Roosevelt Reservoir “Saved” For Earthquake Emergencies

At this month’s meeting of the Victory Heights Community Council, we heard from Bill Heubach from Seattle Public Utilities about the future of the Roosevelt reservoir and its connection with earthquake planning.

Read the complete minutes of the December meeting.

Studies for the city commissioned in the 1990s to predict the impact of a major earthquake to Seattle’s water infrastructure have proven to be out-of-date. In the past 28 years many more fault lines have been discovered in the city itself, as well as experience from major quake cities like Auckland and Kobe. Because of that, the standards for a water system have been upgraded to survive not just an event likely every 50 years but one that might only occur over thousands of years. Pipes that can withstand shaking were first developed in Japan, originally dismissed by American manufacturers, but since then they have jumped on the bandwagon, bringing the price and availability down. Nevertheless, the cost to replace every single pipe in the Seattle system would cost $38 billion. We’ll all get sidewalks before that happens. So the thinking is to upgrade the most vulnerable parts of the system, starting where it passes over ground prone to liquefaction during a quake.
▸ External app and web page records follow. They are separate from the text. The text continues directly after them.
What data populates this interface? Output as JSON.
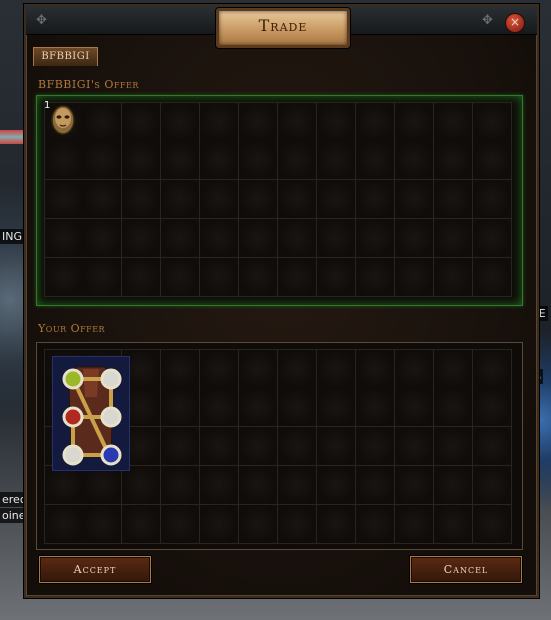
{
  "window": {
    "title": "Trade",
    "close_glyph": "×"
  },
  "tab": {
    "label": "BFBBIGI"
  },
  "their_offer": {
    "label": "BFBBIGI's Offer",
    "grid": {
      "columns": 12,
      "rows": 5
    },
    "items": [
      {
        "name": "mask-item-icon",
        "stack_count": "1"
      }
    ]
  },
  "your_offer": {
    "label": "Your Offer",
    "grid": {
      "columns": 12,
      "rows": 5
    },
    "items": [
      {
        "name": "body-armour-item-icon",
        "sockets": [
          "yellow-green",
          "white",
          "red",
          "white",
          "white",
          "blue"
        ]
      }
    ]
  },
  "buttons": {
    "accept": "Accept",
    "cancel": "Cancel"
  },
  "background_text": {
    "left_1": "ING",
    "left_2": "erec",
    "left_3": "oine",
    "right_1": "CE",
    "right_2": "S"
  },
  "colors": {
    "their_panel_glow": "#2f7a2c",
    "accent_gold": "#b07a3c",
    "button_bg": "#4a2210"
  }
}
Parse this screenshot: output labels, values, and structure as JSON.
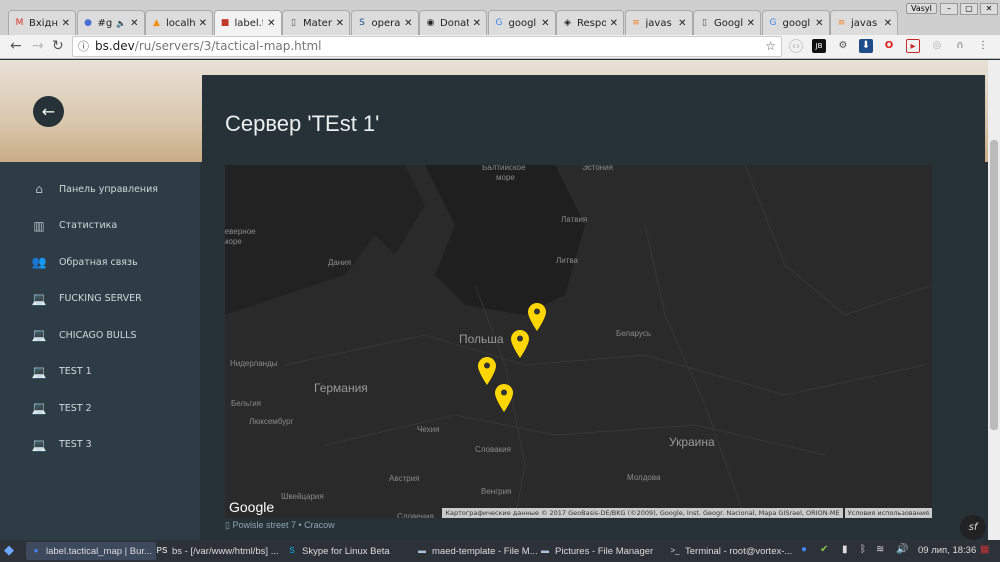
{
  "browser": {
    "tabs": [
      {
        "label": "Вхідні",
        "icon": "gmail-icon",
        "color": "#d93025",
        "glyph": "M"
      },
      {
        "label": "#g",
        "icon": "chat-icon",
        "color": "#4a6fd6",
        "glyph": "●",
        "muted": "🔈"
      },
      {
        "label": "localh",
        "icon": "pma-icon",
        "color": "#f29111",
        "glyph": "▲"
      },
      {
        "label": "label.t",
        "icon": "site-icon",
        "color": "#c0392b",
        "glyph": "■",
        "active": true
      },
      {
        "label": "Mater",
        "icon": "document-icon",
        "color": "#555",
        "glyph": "▯"
      },
      {
        "label": "opera",
        "icon": "bs-icon",
        "color": "#1a4e8a",
        "glyph": "S"
      },
      {
        "label": "Donat",
        "icon": "donate-icon",
        "color": "#222",
        "glyph": "◉"
      },
      {
        "label": "googl",
        "icon": "google-icon",
        "color": "#4285f4",
        "glyph": "G"
      },
      {
        "label": "Respo",
        "icon": "codepen-icon",
        "color": "#222",
        "glyph": "◈"
      },
      {
        "label": "javas",
        "icon": "stackoverflow-icon",
        "color": "#f48024",
        "glyph": "≡"
      },
      {
        "label": "Googl",
        "icon": "document-icon",
        "color": "#555",
        "glyph": "▯"
      },
      {
        "label": "googl",
        "icon": "google-icon",
        "color": "#4285f4",
        "glyph": "G"
      },
      {
        "label": "javas",
        "icon": "stackoverflow-icon",
        "color": "#f48024",
        "glyph": "≡"
      }
    ],
    "close_glyph": "✕",
    "user": "Vasyl",
    "url_host": "bs.dev",
    "url_path": "/ru/servers/3/tactical-map.html"
  },
  "page": {
    "title": "Сервер 'TEst 1'",
    "sidebar": [
      {
        "label": "Панель управления",
        "icon": "home-icon",
        "glyph": "⌂"
      },
      {
        "label": "Статистика",
        "icon": "chart-icon",
        "glyph": "▥"
      },
      {
        "label": "Обратная связь",
        "icon": "people-icon",
        "glyph": "👥"
      },
      {
        "label": "FUCKING SERVER",
        "icon": "laptop-icon",
        "glyph": "💻"
      },
      {
        "label": "CHICAGO BULLS",
        "icon": "laptop-icon",
        "glyph": "💻"
      },
      {
        "label": "TEST 1",
        "icon": "laptop-icon",
        "glyph": "💻"
      },
      {
        "label": "TEST 2",
        "icon": "laptop-icon",
        "glyph": "💻"
      },
      {
        "label": "TEST 3",
        "icon": "laptop-icon",
        "glyph": "💻"
      }
    ],
    "map": {
      "labels": [
        {
          "text": "Балтийское",
          "cls": ""
        },
        {
          "text": "море",
          "cls": ""
        },
        {
          "text": "Эстония",
          "cls": ""
        },
        {
          "text": "Северное",
          "cls": ""
        },
        {
          "text": "море",
          "cls": ""
        },
        {
          "text": "Латвия",
          "cls": ""
        },
        {
          "text": "Дания",
          "cls": ""
        },
        {
          "text": "Литва",
          "cls": ""
        },
        {
          "text": "Польша",
          "cls": "big"
        },
        {
          "text": "Беларусь",
          "cls": ""
        },
        {
          "text": "Нидерланды",
          "cls": ""
        },
        {
          "text": "Германия",
          "cls": "big"
        },
        {
          "text": "Бельгия",
          "cls": ""
        },
        {
          "text": "Люксембург",
          "cls": ""
        },
        {
          "text": "Чехия",
          "cls": ""
        },
        {
          "text": "Словакия",
          "cls": ""
        },
        {
          "text": "Украина",
          "cls": "big"
        },
        {
          "text": "Австрия",
          "cls": ""
        },
        {
          "text": "Молдова",
          "cls": ""
        },
        {
          "text": "Венгрия",
          "cls": ""
        },
        {
          "text": "Швейцария",
          "cls": ""
        },
        {
          "text": "Словения",
          "cls": ""
        }
      ],
      "marker_color": "#ffd600",
      "marker_count": 4,
      "logo": "Google",
      "attribution": "Картографические данные © 2017 GeoBasis-DE/BKG (©2009), Google, Inst. Geogr. Nacional, Mapa GISrael, ORION-ME",
      "terms": "Условия использования"
    },
    "address": "Powisle street 7 • Cracow"
  },
  "taskbar": {
    "items": [
      {
        "label": "label.tactical_map | Bur...",
        "icon": "chrome-icon",
        "active": true
      },
      {
        "label": "bs - [/var/www/html/bs] ...",
        "icon": "phpstorm-icon"
      },
      {
        "label": "Skype for Linux Beta",
        "icon": "skype-icon"
      },
      {
        "label": "maed-template - File M...",
        "icon": "folder-icon"
      },
      {
        "label": "Pictures - File Manager",
        "icon": "folder-icon"
      },
      {
        "label": "Terminal - root@vortex-...",
        "icon": "terminal-icon"
      }
    ],
    "clock": "09 лип, 18:36"
  }
}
And to keep two surplus reservoirs, Volunteer Park and Roosevelt (at NE 75th Street and 15th Avenue NE), for emergency use rather than selling off the land to developers. (Currently they are not usable for potable water as the last of the open-air reservoirs.) The hope is to eventually decrease the amount of time it would take to restore water to the city in case of a catastrophic event. At the moment figures suggest in a worse-case scenario it would take 3-4 weeks just to get 20% of system back working, and 90 days to be back to 100%. Over the next 50 years the city is going to spend $15-20 million annually upgrading the most critical systems and hopefully lower those worse-case figures in the event of magnitude 7.0 quake. Read more about the 2018 study and its conclusions.

Another speaker at the meeting, Shayna Daitch, councilperson Juarez’s legislative assistant, updated us on the homeless situation in Lake City, in particular behind the Starbucks on NE 120th. A sizable encampment has sprung up in recent weeks, with not just tents, but plywood structures and generators. Navigation Teams have done an initial assessment and in two weeks plan to have enough shelter for each person to go to, and begin cleaning out the camp. Alas, the encampment under the 15th Avenue NE bridge is not such a high priority at the moment (public health and safety are the main criteria) with nearly 400 encampments around the city. But as the article in the Seattle Times today said, the city and county have agreed to create one single umbrella group to tackle the situation and assume responsibility for dealing with homelessness.

Meanwhile, if you see an encampment, report it. If you use the Find It, Fix It app/website, use the “Other” option rather than “Illegal Dumping” which just goes to SDOT. You can also call the 206-684-CITY and speak to live human.

Upcoming events: December 23rd, caroling in the park, 7:00 PM – 7:30 (yes, during the Seahawks game, but it should be around halftime, and you’ll still see most of the second half). Two Seed Swaps are scheduled in January, on the 13th and 27th.

This entry was posted in Community, Events, News and tagged , , , , , . Bookmark the permalink.

Leave a Reply

Your email address will not be published.